Still, Prabowo's situation is complex. It's unclear how much of his popularity he has simply borrowed from Jokowi, who will expect deference in return for the support he leant Prabowo in the election.

Meanwhile, Prabowo will have to deal with personal interests among Indonesia's big political players. Jokowi was able to undermine the independence of the country's anti-corruption agency and put a chill on press freedom, moves which some of Indonesia's elites welcomed. However, his plans to change the constitution to let him run for a third term ultimately seem to have been blocked by Megawati Sukarnoputri, the former president who sponsored Jokowi's own presidential run and controls the largest party in parliament. Should Prabowo look over-mighty, other elites might try to push back in similar fashion.

But the most meaningful constraint might be public opinion. While Prabowo is popular now, there is no guarantee this will last. According to surveys, Indonesians remain fiercely pro-democracy, and obvious anti-democratic moves – such as abolishing direct elections for local offices or even the presidency, which Prabowo has flirted with in the past – could spark a sharp backlash. In the final days before the vote there were already signs of students and other groups starting to push back. Large-scale protests carry risks of their own, as Prabowo's instincts would likely be to crack down hard. The situation could turn explosive.

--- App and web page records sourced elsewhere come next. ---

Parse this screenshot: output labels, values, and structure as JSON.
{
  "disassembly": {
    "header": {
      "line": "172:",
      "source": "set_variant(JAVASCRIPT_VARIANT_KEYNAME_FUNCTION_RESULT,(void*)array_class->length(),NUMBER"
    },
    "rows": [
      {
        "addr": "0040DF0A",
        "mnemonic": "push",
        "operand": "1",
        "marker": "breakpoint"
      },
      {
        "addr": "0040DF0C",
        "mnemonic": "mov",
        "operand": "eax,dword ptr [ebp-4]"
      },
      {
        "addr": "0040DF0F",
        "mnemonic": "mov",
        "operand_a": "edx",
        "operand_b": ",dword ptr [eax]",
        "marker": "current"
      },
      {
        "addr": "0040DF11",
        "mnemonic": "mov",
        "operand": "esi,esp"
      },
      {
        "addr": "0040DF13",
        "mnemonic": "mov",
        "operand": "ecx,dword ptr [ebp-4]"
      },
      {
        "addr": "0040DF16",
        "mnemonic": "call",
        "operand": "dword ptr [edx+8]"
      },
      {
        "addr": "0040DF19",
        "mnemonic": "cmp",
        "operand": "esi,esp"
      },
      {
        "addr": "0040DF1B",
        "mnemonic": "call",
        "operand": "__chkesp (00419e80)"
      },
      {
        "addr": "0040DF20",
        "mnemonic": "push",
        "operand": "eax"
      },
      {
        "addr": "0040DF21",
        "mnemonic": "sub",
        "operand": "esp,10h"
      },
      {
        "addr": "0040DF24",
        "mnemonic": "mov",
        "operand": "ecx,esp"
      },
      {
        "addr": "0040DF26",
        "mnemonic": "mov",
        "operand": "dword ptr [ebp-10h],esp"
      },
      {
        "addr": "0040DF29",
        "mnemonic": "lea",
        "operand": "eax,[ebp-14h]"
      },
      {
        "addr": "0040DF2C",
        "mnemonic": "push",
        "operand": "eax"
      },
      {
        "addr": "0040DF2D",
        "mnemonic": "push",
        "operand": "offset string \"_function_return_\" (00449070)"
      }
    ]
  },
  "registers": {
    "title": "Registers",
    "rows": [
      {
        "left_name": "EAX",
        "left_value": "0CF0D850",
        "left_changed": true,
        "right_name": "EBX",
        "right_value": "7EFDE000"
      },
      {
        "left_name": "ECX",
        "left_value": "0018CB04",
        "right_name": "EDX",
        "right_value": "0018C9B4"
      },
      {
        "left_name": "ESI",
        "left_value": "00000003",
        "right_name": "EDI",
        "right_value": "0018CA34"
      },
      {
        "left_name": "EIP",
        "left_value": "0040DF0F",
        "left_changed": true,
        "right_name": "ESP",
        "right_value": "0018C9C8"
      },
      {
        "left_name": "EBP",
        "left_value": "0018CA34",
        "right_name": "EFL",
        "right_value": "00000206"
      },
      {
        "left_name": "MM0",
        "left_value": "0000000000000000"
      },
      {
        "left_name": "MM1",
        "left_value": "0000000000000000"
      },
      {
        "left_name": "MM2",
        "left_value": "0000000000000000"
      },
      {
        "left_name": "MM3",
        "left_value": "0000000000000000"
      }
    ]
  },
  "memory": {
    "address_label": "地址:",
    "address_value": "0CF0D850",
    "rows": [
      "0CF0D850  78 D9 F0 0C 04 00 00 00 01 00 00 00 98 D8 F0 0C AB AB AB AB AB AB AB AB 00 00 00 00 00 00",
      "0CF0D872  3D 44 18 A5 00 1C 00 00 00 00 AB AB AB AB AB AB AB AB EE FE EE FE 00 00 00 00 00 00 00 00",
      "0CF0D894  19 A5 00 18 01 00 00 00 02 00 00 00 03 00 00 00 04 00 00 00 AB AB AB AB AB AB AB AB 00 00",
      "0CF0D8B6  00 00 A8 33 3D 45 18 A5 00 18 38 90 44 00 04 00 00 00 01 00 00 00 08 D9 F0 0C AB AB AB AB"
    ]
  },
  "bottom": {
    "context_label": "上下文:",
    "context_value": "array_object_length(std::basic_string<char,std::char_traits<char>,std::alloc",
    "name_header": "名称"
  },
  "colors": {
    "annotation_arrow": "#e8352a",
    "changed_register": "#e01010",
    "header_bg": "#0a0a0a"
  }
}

[Joseph Rachman is a freelance journalist covering Indonesia and other stories from around Southeast Asia.]

Source: https://www.persuasion.community/p/meet-indonesias-new-strongma